• [Problem details]:
What lines below mention the word "icon"? Copy each one.

--------------------

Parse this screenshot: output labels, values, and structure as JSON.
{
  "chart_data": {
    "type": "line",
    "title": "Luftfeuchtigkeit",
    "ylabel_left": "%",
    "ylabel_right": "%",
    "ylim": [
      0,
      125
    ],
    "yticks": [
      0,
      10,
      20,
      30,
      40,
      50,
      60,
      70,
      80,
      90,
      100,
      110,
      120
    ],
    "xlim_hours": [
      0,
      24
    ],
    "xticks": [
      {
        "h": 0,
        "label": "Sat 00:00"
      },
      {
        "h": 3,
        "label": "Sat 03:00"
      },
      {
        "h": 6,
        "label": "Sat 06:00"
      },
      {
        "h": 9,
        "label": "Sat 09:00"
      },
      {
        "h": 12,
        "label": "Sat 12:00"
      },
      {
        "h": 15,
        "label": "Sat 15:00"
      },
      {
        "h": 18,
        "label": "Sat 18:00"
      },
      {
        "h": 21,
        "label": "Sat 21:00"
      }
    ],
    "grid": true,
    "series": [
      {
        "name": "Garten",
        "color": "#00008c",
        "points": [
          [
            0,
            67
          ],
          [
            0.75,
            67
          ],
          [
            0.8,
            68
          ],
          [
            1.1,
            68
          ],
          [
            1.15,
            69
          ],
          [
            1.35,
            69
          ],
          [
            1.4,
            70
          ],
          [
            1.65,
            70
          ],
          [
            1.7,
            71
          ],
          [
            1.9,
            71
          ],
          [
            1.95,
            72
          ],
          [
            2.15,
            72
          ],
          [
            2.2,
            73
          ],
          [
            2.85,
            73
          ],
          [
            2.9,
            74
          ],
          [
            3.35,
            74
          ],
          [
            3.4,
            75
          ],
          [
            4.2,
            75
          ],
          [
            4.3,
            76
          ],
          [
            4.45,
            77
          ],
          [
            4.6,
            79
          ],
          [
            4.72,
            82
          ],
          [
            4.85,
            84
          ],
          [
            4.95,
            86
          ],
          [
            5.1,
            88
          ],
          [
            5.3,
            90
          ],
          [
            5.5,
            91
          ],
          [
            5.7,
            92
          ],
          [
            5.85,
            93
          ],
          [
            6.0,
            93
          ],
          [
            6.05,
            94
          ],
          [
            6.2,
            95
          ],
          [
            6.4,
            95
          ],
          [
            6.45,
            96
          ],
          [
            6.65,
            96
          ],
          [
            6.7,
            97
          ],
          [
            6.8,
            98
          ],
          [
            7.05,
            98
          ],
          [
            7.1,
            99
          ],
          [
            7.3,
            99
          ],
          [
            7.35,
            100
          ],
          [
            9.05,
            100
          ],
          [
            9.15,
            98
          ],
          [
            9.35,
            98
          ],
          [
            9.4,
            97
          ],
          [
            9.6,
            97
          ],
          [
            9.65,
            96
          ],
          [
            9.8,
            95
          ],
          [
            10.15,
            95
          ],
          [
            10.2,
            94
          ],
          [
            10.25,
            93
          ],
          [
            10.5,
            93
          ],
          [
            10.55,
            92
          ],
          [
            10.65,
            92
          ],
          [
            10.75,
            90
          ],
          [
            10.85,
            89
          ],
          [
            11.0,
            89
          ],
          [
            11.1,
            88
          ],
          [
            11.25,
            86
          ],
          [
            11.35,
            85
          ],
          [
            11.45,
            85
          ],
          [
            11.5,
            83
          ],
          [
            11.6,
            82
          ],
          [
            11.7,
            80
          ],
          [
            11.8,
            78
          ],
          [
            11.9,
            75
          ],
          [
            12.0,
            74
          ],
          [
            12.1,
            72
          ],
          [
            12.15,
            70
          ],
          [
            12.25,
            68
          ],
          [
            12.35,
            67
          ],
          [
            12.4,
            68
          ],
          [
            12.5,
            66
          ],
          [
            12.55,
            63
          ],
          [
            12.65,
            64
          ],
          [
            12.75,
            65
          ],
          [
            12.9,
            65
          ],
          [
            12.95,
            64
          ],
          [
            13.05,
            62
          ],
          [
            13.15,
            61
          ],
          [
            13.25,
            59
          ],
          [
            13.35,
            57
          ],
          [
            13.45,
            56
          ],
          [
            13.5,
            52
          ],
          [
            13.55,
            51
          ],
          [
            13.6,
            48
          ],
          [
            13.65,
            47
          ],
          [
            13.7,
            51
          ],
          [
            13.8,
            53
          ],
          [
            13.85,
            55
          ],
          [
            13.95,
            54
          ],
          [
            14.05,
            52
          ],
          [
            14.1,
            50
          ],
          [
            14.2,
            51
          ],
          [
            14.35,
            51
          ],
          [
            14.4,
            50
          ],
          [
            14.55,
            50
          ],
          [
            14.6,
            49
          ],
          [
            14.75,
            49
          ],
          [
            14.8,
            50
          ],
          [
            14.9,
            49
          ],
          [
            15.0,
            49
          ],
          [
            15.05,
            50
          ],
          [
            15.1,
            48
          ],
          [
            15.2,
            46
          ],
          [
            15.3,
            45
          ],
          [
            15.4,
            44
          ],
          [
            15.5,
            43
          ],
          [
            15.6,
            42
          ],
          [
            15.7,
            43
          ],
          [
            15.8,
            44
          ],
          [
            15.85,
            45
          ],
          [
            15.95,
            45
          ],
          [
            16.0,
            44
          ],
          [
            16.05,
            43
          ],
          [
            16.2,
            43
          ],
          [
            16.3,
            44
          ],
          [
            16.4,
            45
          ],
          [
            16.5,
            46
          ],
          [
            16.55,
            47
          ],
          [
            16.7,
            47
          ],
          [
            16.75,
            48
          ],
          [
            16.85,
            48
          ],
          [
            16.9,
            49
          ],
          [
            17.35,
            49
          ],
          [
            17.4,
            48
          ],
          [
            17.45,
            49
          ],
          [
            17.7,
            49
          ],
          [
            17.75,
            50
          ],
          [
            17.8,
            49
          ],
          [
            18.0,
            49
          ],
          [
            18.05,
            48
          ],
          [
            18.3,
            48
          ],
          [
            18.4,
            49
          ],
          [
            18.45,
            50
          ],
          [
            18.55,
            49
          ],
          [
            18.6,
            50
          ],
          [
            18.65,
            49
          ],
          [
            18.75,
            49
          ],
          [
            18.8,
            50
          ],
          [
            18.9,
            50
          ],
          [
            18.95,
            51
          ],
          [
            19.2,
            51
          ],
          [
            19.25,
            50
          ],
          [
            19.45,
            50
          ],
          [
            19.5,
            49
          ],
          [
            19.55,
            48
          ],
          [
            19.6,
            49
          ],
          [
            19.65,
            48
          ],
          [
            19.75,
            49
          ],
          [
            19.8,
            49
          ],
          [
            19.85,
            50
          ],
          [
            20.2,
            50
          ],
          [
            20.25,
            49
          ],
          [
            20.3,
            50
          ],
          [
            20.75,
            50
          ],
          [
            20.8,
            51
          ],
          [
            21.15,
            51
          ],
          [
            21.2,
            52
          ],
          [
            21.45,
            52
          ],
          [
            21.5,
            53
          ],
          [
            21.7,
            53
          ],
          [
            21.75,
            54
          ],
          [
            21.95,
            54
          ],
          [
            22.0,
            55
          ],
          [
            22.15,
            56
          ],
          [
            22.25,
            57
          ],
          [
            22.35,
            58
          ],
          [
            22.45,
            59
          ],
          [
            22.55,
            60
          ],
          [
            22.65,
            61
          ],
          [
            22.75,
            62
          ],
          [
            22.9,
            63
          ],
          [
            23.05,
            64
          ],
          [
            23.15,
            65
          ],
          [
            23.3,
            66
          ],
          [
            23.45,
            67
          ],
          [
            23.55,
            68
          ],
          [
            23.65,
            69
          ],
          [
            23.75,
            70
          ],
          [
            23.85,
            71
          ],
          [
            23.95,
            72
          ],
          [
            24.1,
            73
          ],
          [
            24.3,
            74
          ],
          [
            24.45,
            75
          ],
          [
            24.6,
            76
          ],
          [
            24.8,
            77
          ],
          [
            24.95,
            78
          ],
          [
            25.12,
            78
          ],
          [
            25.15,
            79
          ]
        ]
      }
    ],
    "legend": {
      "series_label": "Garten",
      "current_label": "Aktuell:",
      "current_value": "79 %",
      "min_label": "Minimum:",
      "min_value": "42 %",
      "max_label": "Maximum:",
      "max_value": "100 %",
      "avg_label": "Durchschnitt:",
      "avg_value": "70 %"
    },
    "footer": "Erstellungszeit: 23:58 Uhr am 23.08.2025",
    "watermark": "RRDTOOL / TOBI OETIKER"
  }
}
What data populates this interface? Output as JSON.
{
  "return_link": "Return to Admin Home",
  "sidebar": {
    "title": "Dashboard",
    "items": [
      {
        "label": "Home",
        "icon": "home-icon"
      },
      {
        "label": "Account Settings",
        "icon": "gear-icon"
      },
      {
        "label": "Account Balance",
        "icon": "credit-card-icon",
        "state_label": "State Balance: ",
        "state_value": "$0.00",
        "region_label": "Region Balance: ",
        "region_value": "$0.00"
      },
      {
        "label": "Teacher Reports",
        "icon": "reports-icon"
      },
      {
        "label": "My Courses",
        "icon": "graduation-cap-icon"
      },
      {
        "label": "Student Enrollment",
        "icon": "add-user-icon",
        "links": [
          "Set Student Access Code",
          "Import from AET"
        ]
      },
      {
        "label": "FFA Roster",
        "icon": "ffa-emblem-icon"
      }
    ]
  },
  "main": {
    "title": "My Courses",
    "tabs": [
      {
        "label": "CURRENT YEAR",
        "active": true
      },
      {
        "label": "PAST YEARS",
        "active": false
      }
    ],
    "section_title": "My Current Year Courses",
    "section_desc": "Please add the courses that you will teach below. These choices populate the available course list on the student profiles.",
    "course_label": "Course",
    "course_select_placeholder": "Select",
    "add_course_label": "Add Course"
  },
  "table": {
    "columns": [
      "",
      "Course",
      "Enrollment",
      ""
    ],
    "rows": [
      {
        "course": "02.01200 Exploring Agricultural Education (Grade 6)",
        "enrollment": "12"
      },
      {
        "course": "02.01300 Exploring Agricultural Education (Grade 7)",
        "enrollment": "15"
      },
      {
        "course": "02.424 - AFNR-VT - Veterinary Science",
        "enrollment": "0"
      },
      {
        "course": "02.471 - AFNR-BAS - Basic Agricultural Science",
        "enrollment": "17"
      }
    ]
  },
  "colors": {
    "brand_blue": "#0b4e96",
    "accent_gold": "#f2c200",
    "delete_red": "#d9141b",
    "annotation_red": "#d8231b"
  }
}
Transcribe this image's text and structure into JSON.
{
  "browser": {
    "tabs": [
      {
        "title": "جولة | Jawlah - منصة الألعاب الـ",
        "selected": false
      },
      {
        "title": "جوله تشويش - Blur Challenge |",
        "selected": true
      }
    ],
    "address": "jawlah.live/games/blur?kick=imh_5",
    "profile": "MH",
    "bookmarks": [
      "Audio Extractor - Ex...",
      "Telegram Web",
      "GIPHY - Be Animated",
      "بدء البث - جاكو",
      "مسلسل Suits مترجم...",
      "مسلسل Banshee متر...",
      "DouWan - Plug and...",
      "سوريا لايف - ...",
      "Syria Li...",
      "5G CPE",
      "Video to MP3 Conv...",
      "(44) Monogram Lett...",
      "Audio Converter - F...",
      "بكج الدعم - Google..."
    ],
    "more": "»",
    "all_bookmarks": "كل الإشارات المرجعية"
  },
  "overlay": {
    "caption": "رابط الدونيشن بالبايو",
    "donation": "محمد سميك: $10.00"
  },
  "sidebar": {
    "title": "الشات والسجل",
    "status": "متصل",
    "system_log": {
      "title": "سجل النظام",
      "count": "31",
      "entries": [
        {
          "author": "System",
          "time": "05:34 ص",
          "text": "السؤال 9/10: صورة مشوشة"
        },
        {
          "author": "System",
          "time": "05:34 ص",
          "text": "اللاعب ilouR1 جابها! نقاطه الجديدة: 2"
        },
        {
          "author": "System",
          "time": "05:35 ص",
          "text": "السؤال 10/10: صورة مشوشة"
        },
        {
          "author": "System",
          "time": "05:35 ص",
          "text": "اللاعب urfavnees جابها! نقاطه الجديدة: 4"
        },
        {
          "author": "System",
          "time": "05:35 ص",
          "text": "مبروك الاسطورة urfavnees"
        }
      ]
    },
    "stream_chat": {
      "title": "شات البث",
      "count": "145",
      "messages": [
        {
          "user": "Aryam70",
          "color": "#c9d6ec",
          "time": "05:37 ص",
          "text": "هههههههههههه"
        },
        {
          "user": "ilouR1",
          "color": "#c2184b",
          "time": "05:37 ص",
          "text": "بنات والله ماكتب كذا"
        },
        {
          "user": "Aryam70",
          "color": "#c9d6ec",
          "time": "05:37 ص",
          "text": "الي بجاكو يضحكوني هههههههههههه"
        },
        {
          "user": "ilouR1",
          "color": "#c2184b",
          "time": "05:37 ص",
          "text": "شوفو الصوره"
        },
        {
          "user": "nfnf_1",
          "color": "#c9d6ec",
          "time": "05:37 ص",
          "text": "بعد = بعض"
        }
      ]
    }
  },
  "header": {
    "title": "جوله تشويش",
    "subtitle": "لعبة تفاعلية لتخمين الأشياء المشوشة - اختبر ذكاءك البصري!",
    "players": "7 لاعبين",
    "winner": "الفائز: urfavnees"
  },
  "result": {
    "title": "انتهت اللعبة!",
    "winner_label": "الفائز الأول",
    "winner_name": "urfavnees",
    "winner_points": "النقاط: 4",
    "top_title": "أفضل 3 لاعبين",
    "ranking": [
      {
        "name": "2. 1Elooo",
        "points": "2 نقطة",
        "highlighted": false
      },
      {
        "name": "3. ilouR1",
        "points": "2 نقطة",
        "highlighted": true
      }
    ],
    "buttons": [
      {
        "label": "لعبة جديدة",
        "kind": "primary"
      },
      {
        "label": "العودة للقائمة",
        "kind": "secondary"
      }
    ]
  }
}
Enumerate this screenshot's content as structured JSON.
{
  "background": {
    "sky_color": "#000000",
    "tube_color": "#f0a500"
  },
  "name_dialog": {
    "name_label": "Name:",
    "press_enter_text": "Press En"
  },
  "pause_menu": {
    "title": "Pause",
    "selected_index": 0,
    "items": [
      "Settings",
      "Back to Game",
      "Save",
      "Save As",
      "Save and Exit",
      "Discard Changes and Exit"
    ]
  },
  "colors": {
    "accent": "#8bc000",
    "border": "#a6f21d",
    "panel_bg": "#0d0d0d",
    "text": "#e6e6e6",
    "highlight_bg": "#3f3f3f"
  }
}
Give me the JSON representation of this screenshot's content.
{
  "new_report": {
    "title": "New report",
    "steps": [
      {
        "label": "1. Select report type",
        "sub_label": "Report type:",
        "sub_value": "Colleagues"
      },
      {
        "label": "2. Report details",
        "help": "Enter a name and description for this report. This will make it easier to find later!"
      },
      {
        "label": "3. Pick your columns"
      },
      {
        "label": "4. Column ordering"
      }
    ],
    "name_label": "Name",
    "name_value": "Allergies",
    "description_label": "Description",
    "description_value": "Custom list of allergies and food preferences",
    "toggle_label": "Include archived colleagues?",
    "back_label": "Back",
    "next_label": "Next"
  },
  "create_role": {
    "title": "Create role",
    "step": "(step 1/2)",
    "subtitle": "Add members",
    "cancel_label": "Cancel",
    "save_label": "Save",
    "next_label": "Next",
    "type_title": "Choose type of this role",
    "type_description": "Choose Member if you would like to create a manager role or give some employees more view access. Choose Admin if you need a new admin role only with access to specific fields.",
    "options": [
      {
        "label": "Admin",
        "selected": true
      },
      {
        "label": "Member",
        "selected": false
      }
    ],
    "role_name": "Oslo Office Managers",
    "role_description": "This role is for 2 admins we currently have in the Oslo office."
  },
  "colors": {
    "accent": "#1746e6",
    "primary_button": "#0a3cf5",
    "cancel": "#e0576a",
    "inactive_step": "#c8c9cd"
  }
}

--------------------

• [Output]:
        "icon": "home-icon"
        "icon": "gear-icon"
        "icon": "credit-card-icon",
        "icon": "reports-icon"
        "icon": "graduation-cap-icon"
        "icon": "add-user-icon",
        "icon": "ffa-emblem-icon"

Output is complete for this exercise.